HP14 by 117 pound I-beams were used as walers, hauled into the excavation and held in place horizontally by the excavator while a welder tacked them to the vertical beams in the caissons. Four, 20-foot long I-beams were cut as braces in the corners and welded to the horizontal waler.
The second stage of the excavation began as I-beams continued to be welded into place, with the Komatsu excavating to a depth of 17 feet. As the depth was finished in one section, the five sets of Mega Brace struts were pressurized with a gasoline-powered pump. United Rentals Trench Safety imported the Mega Brace system from England, where it was originally developed as a time- and space-saving solution for urban excavations in close quarters.
In total, United Rentals Trench Safety provided the steel I-beams, steel plates, hydraulic Mega Brace struts and engineering to build a 90-foot long by 35-foot wide by 16-foot deep beam and plate shoring system with the ability to pressurize, de-pressurize and re-pressurize hydraulic Mega Brace struts to facilitate the installation of precast concrete tank sections.
With the shoring system in place, concrete crews constructed forms for the two-foot thick floor to support the holding tank. The concrete floor was poured and cured. After the required curing time, the forms were stripped and concrete seal applied, and it was time for the precast concrete tank sections to be set.
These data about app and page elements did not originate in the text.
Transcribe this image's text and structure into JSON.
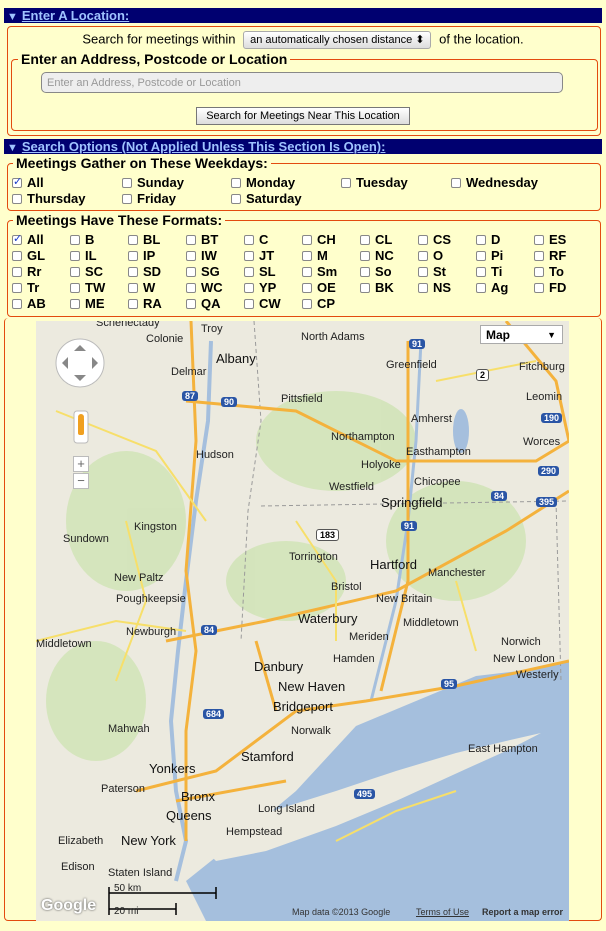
{
  "location_section": {
    "header_label": "Enter A Location:",
    "search_prefix": "Search for meetings within",
    "distance_select": "an automatically chosen distance",
    "search_suffix": "of the location.",
    "address_legend": "Enter an Address, Postcode or Location",
    "address_placeholder": "Enter an Address, Postcode or Location",
    "search_button": "Search for Meetings Near This Location"
  },
  "options_section": {
    "header_label": "Search Options (Not Applied Unless This Section Is Open):",
    "weekdays_legend": "Meetings Gather on These Weekdays:",
    "weekdays": [
      {
        "label": "All",
        "checked": true
      },
      {
        "label": "Sunday",
        "checked": false
      },
      {
        "label": "Monday",
        "checked": false
      },
      {
        "label": "Tuesday",
        "checked": false
      },
      {
        "label": "Wednesday",
        "checked": false
      },
      {
        "label": "Thursday",
        "checked": false
      },
      {
        "label": "Friday",
        "checked": false
      },
      {
        "label": "Saturday",
        "checked": false
      }
    ],
    "formats_legend": "Meetings Have These Formats:",
    "formats": [
      {
        "label": "All",
        "checked": true
      },
      {
        "label": "B"
      },
      {
        "label": "BL"
      },
      {
        "label": "BT"
      },
      {
        "label": "C"
      },
      {
        "label": "CH"
      },
      {
        "label": "CL"
      },
      {
        "label": "CS"
      },
      {
        "label": "D"
      },
      {
        "label": "ES"
      },
      {
        "label": "GL"
      },
      {
        "label": "IL"
      },
      {
        "label": "IP"
      },
      {
        "label": "IW"
      },
      {
        "label": "JT"
      },
      {
        "label": "M"
      },
      {
        "label": "NC"
      },
      {
        "label": "O"
      },
      {
        "label": "Pi"
      },
      {
        "label": "RF"
      },
      {
        "label": "Rr"
      },
      {
        "label": "SC"
      },
      {
        "label": "SD"
      },
      {
        "label": "SG"
      },
      {
        "label": "SL"
      },
      {
        "label": "Sm"
      },
      {
        "label": "So"
      },
      {
        "label": "St"
      },
      {
        "label": "Ti"
      },
      {
        "label": "To"
      },
      {
        "label": "Tr"
      },
      {
        "label": "TW"
      },
      {
        "label": "W"
      },
      {
        "label": "WC"
      },
      {
        "label": "YP"
      },
      {
        "label": "OE"
      },
      {
        "label": "BK"
      },
      {
        "label": "NS"
      },
      {
        "label": "Ag"
      },
      {
        "label": "FD"
      },
      {
        "label": "AB"
      },
      {
        "label": "ME"
      },
      {
        "label": "RA"
      },
      {
        "label": "QA"
      },
      {
        "label": "CW"
      },
      {
        "label": "CP"
      }
    ]
  },
  "map": {
    "type_button": "Map",
    "places": [
      "Schenectady",
      "Troy",
      "Colonie",
      "Albany",
      "Delmar",
      "Pittsfield",
      "North Adams",
      "Greenfield",
      "Fitchburg",
      "Leomin",
      "Amherst",
      "Northampton",
      "Easthampton",
      "Worces",
      "Holyoke",
      "Chicopee",
      "Westfield",
      "Springfield",
      "Hudson",
      "Kingston",
      "Sundown",
      "Torrington",
      "Hartford",
      "Manchester",
      "Bristol",
      "New Britain",
      "New Paltz",
      "Poughkeepsie",
      "Waterbury",
      "Meriden",
      "Middletown",
      "Newburgh",
      "Middletown",
      "Danbury",
      "Hamden",
      "Norwich",
      "New London",
      "Westerly",
      "New Haven",
      "Bridgeport",
      "Mahwah",
      "Norwalk",
      "Stamford",
      "East Hampton",
      "Yonkers",
      "Paterson",
      "Bronx",
      "Long Island",
      "Queens",
      "Hempstead",
      "Elizabeth",
      "New York",
      "Edison",
      "Staten Island"
    ],
    "highways": [
      "91",
      "2",
      "87",
      "90",
      "190",
      "290",
      "84",
      "395",
      "183",
      "91",
      "84",
      "684",
      "95",
      "495"
    ],
    "scale_km": "50 km",
    "scale_mi": "20 mi",
    "attribution": "Map data ©2013 Google",
    "terms": "Terms of Use",
    "report": "Report a map error",
    "logo": "Google"
  }
}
Ten pre-cast tank sections with a maximum weight of 25.6 tons per section were set in place by a 220-ton crane. As sections were added, the Mega Brace struts were repositioned in five pre-engineered sequences to create space for new tank sections, while at the same time keeping the shoring system safe. The total capacity of the storage tank is 10,940 cubic feet.
With the tank in place, crews sealed joints of the sections and the concrete floor.
The excavation then was backfilled to the level of the horizontal walers. Next the Mega Brace was removed using pumps to de-pressurize the struts, which were lifted out with a bridle. The welds from the horizontal walers to vertical I-beams were cut. Finally, the shoring system’s 20 by eight-foot steel plates were lifted out by a Komatsu excavator. After the removal of all the steel shoring I-beam and steel plates, and hydraulic rams, backfilling was completed and access hatches installed.
To make the excavation, install the shoring system, pour the concrete floor, construct the large holding tank, fill the excavation and remove shoring components required an amazingly short period of time.